[TASK OBJECTIVE] In the records below, which lines include "Windows"? Copy them.

### PROVIDED DATA ###

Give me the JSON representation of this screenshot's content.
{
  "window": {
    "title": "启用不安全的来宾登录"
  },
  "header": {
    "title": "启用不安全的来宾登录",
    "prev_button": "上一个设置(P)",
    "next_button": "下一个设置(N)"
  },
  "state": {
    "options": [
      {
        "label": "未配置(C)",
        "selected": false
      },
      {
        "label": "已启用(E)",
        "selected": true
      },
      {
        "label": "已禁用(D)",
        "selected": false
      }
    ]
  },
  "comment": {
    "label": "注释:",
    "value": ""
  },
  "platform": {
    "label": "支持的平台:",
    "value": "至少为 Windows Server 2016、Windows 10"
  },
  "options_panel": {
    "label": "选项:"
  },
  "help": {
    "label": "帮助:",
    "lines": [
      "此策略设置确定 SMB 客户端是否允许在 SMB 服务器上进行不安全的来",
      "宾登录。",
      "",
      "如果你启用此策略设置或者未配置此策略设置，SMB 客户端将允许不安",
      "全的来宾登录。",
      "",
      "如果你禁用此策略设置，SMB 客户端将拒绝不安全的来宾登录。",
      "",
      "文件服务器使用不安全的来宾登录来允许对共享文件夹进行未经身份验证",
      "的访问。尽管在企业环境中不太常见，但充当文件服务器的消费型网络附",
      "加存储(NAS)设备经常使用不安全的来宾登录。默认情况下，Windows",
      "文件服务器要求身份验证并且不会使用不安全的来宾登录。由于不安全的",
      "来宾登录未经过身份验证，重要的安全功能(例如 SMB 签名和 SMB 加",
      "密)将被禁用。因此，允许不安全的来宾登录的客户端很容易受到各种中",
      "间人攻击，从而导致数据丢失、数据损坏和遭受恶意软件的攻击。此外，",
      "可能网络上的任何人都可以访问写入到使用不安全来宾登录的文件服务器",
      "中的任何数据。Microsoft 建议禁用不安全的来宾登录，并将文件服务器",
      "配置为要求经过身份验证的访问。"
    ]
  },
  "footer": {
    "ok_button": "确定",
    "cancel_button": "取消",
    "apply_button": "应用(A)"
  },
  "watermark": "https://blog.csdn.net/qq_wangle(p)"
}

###

[EXERCISE SOLUTION]
    "value": "至少为 Windows Server 2016、Windows 10"
      "加存储(NAS)设备经常使用不安全的来宾登录。默认情况下，Windows",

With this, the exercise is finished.